The Kansas Silent Film Festival had its 20th anniversary this past weekend, showing many different and seminal silent films.
The film festival is held every year as a way to provide people with an opportunity to explore film history and, by association, art history. The festival showed an array of silent films, all accompanied by talented musicians from around the country.
The weekend-long festival started Thursday, Feb. 25 at the Jayhawk Theatre. Three films were shown: “Those Awful Hats,” a D.W. Griffith short exploring the movie-going experience; “The Immigrant,” a famed Charlie Chaplin film in which he portrays his iconic character, “The Tramp,” and “It,” a Clara Bow film that defined the early 1930s in terms of women’s fashion and sexuality.
The festival moved to White Concert Hall at Washburn the following day. The first film shown was the short “Call of the Cuckoo” featuring Laurel & Hardy. Denise Morrison, a film historian from Kansas City, was the Master of Ceremonies for the night.
Before each film Morrison gave a short introduction. The big film of the night was “The Thief of Bagdad,” an influential film in terms of early special effects and theatric scope, and one of Douglas Fairbank’s largest and most expensive productions.
All films were projected on two vintage Eiki projectors. Richard Every served as the projectionist and film technology expert for the film festival.
“I’ve been doing this for the last 17 years. They just keep asking me,” Every said.
Every has been projecting movies since he was 10 years old.
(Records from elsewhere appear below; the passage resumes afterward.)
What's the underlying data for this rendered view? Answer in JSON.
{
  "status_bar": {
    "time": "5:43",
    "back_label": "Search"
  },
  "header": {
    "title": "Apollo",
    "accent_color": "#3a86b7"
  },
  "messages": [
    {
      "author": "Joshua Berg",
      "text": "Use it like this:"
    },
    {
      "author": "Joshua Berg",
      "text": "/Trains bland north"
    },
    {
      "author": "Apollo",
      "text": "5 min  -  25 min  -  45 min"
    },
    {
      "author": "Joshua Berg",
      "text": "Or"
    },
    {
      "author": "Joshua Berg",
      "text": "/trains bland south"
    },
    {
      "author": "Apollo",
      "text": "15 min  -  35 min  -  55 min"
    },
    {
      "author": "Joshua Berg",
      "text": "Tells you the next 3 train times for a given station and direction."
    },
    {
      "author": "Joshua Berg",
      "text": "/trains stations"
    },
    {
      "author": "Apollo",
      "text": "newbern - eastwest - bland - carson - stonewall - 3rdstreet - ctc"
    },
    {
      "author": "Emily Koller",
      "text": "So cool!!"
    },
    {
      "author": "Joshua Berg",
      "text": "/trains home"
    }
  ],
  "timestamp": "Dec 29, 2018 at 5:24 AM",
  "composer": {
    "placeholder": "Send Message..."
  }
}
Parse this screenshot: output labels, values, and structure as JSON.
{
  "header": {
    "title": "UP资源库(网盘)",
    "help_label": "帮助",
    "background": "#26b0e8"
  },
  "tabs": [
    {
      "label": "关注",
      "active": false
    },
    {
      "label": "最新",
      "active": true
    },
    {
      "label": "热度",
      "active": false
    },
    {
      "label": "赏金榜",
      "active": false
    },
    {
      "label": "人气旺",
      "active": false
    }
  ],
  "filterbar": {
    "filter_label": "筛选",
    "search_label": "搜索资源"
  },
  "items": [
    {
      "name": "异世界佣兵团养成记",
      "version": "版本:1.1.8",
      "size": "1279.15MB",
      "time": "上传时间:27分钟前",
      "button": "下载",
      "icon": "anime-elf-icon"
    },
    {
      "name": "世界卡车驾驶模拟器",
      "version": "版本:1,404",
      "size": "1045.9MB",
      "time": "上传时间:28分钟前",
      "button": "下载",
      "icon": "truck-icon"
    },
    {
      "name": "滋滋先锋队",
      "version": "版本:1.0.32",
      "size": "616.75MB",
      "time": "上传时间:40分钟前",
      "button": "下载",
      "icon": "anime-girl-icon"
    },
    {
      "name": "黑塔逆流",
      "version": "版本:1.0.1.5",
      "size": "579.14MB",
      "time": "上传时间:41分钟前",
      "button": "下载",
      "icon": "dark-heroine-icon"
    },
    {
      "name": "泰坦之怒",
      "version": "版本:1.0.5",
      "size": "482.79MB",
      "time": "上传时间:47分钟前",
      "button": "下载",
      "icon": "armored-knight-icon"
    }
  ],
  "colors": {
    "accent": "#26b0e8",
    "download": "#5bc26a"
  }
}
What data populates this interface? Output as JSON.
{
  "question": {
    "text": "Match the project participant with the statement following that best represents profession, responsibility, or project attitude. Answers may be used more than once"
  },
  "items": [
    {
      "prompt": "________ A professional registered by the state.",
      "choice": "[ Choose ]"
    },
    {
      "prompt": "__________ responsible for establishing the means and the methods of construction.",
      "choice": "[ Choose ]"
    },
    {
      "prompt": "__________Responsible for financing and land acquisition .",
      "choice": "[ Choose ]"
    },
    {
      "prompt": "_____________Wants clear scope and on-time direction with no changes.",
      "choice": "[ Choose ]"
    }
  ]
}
“You start and one thing leads to another. That’s how it is for everyone who has a hobby,” Every said.
When asked if he could pick a favorite movie from the list of the films playing at the festival he said he couldn’t.
“I like them all very much,” Every said.
The festival continued Feb. 27, starting at 9 a.m. and playing movies until 10 p.m. with a few small breaks in-between.
The morning started with two silent films produced by the Soviet Union in the 1920s. “Chess Fever” is a comedy film about a man obsessed with chess. His obsession causes him to miss his wedding ceremony. His wife finds the world champion Jose Raul Capablanca, the actual world chess champion at the time, who helps them reunite their relationship.
The festival then showed “Battleship Potemkin,” a seminal film directed by Sergei Eisenstein. A real event in Russian history, it gives a fictionalized version of the battleship Potemkin mutiny that happened in 1905. The Odessa Steps sequence is considered to be one of the most famous scenes in all of cinema, and has influenced multiple different art forms.
In the afternoon the festival showed “The Cohens and the Kellys,” a comedy about the antics and feud of two families who are drawn closer together after the marriage of two children from each family.
In the evening the festival showed “Cops,” a Buster Keaton short about a man who accidentally gets involved in a crime and attempts to evade the police.
The festival ended with the film “Beau Geste” starring Robert Colman and directed by Herbert Brennon. The movie concerns two brothers fighting during the war after one of the brothers is suspected of stealing a valuable gem from his adoptive family. It was one of the most popular adventure films of the 1920s.